Whether you pronounce it GIF or JIF, the .gif file format has been around for some time.
With many other image formats available — from old stalwarts like JPEG to newfangled ones like HEIC — there is talk in some corners that the GIF’s days are numbered.
So where has the GIF been, and where is it going? Here’s a brief explainer.
The GIF’s original use case: images for the early internet
We’ve talked before about the inventor of the GIF — a guy named Steve Wilhite who worked for O.G. ISP CompuServe.
Wilhite, who passed away earlier in 2022, created the GIF not to share memes but to compress images. The format used a compression algorithm called LZW, which promised to shrink images down without losing any data.
When GIFs were launched in 1987, they were state-of-the-art. But the compression that made the GIF possible proved to be its undoing. In the mid-90s, a company called Unisys claimed ownership of the LZW algorithm and threatened to charge royalties any time it was used.
The meme-ification of the GIF
The PNG image format was initiated in 1995 to address some of GIF’s shortcomings.
In fact, PNG stands for “PNG’s Not GIF.”
First, PNG is open-source. That solved the immediate problem of Unisys’ patent claim.
Second, PNG covers way more of the color spectrum. GIFs only offer 256-color support, while PNG can display millions of colors.
Finally, PNG images compress better and promise quicker page loads.
With all of these advantages to PNG, the GIF might have died out — were it not for the introduction of the animated GIF in 1995.
Animated GIFs quickly rose to prominence in pop culture. Remember the dancing baby in Ally McBeal?
GIFs’ super-smooth loops made them the perfect meme format. When blogging platform Tumblr burst onto the scene in 2007, it became the de facto home of the animated GIF. Six years later, recognizing the format’s popularity, Tumblr innovated a new resizing process to make GIFs faster and more fluid.
The downsides of GIF alternatives
Today, it’s much more common to see website images as PNGs than as GIFs. Short videos, meanwhile, are moving to MP4. That’s the case even on Tumblr.
In addition to providing better color support, these GIF alternatives are a lot smarter at compressing data.
But, as artist Cat Frazier explained to the Atlantic magazine this year, something gets lost in the race to minimize page load times.
“If I could just upload GIFs everywhere and not reformat them, I would,” she said.
Frazier and other GIF artists love the format for a few reasons. First, its limitations demand creativity. Tumblr GIFs were capped for many years at 1MB, forcing creators to be strategic in how they presented their work.
Second, artists tend to be perfectionists — and the GIF, unlike any other image format, allows for perfect, endless loops.
Why GIFs will still have a home on illumy
At illumy, these smooth loops are one reason we’re continuing to support the GIF. But that’s just part of the story.
GIFs also allow for a quick, punchy response within a conversation — similar to a reaction or emoji, but with more depth.
And a GIF lets you express yourself in a way that no other image or video format allows: to tell a story, share a thought, or underline an emotion.
We’re such big fans of the format that we’re adding GIFs with sound to the illumy platform.

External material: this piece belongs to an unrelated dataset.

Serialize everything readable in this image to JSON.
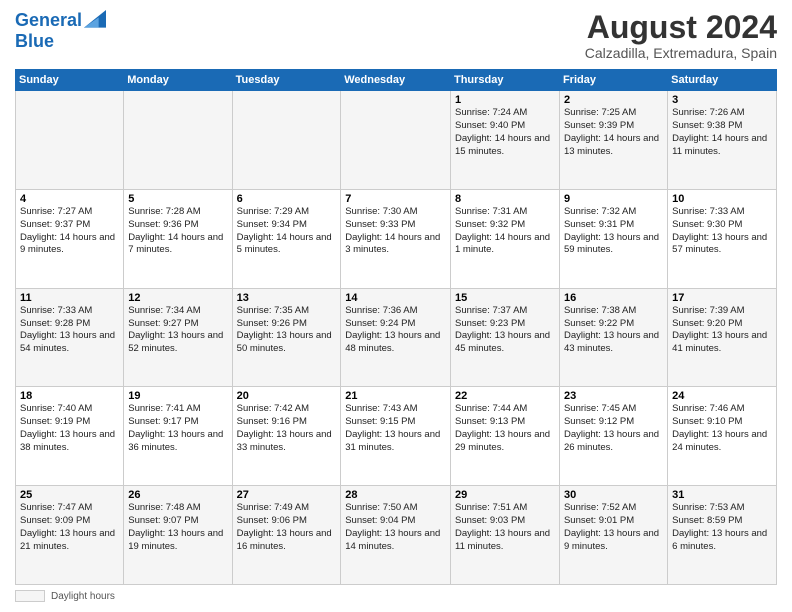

Sound-enabled GIFs will add even more context into your conversations, not to mention fun.
(You’ll be able to mute them if you prefer a quieter experience.)
In addition, we’re even going to allow you to set an animated GIF as your profile picture. You can be a waving bear, a Jim Halpert face, a starburst, or anything else you dream up.
So even as the world moves towards newer, better standards, we believe the GIF has an important role to play. Our hope is that it stays in the picture (image?) for many years to come.
Photo by Raoul Droog on Unsplash.